As our country seemingly becomes more and more politically divided, and in some cases ethically divided, I feel excitement and fear about the vote tomorrow. I feel excitement because tomorrow will likely (and hopefully) be a historic day for the state of Louisiana. Tomorrow the residents of Louisiana get to vote on a ballot measure that could end the state’s split-jury system.

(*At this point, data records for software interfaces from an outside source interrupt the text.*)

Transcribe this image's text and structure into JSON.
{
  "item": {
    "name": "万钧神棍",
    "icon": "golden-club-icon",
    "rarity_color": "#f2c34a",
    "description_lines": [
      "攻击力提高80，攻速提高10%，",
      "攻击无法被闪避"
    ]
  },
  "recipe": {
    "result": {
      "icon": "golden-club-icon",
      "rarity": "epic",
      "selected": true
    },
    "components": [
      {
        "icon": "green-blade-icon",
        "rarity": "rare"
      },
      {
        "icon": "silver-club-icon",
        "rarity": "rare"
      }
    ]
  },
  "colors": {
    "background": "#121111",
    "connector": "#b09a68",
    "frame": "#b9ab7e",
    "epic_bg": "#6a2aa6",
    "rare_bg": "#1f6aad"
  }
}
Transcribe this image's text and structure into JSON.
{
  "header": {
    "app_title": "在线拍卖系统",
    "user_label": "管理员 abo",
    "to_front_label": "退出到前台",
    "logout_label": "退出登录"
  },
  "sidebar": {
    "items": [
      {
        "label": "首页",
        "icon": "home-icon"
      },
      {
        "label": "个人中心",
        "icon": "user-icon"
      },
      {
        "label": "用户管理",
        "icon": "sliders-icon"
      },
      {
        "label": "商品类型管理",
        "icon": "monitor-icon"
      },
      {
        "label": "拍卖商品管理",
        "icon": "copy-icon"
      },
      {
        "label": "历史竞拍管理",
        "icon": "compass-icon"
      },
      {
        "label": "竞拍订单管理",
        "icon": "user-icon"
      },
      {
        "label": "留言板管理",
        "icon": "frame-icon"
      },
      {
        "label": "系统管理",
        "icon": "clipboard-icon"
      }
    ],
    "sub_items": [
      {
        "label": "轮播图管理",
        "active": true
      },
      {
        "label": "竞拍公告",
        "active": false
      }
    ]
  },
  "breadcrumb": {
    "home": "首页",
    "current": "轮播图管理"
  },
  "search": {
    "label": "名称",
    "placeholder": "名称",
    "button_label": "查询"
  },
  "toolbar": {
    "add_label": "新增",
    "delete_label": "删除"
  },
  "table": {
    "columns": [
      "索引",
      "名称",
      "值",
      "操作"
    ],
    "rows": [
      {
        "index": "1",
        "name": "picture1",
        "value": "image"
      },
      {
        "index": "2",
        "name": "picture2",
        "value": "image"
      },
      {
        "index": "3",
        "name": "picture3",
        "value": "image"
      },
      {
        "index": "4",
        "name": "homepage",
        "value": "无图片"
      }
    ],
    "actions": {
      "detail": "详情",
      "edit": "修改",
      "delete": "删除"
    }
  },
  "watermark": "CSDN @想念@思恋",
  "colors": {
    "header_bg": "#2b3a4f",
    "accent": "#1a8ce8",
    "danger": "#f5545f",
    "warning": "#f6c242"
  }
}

The split jury is a vestige of the 1898 Louisiana Constitution. It was implemented to more easily create and control free labor through “convict leasing,” recapturing the free black population using the justice system. In fact, looking back at records from the Louisiana Constitutional Convention of 1898, several measures including the split-jury measure sought explicitly to “establish the supremacy of the white race.” The split-jury system only remains in two states: Louisiana and Oregon. However, even in Oregon, all 12 jurors must agree on the verdict when considering murder charges. In Louisiana, that is not the case; only 10 out 12 jurors are needed for someone to be sentenced to life in prison. This system, which has been dubbed “Jim Crow’s Last Stand,” was put into place after the Civil War and the abolition of slavery.
The opposition to today’s ballot measure to end the split jury believes that it will be more difficult to obtain a just result and that unanimous juries will ultimately hold up the justice system. It believes that mistrials and hung juries will delay justice for victims and their families.
Why Is This Important to Librarians?
AALL has had its own history and growth with diversity and inclusion throughout its inception (you can read more about in a short article by Frank G. Houdek). Further, AALL Special Interest Sections and Caucuses over the years have been developed specifically for diversity and inclusion. Libraries themselves must be dedicated to principles of social justice, diversity and equity in all facets—staff, collection, even services and programing. More importantly, for librarians specifically, as purveyors and guardians of information, our duty is to commit ourselves to diversity and inclusion, because we cannot (in my opinion) fully provide access to information without practicing diversity and inclusion.
What does this look like? There are no simple, one-size-fits-all answers. A good starting point is AALL Diversity and Inclusion in Law Libraries: Resources. If you are ambitious, you might even take the time to write a “Diversity & Inclusion” or mission statement for your library, so you have an outline of what is important to your institution and the next steps you may need to take to be more inclusive.
Focusing on our libraries is of course a more local approach, but if you do want to get more global, where to start is simple—Go vote today.
And the next time you hear from me, I will hopefully be writing to you from a unanimous jury state.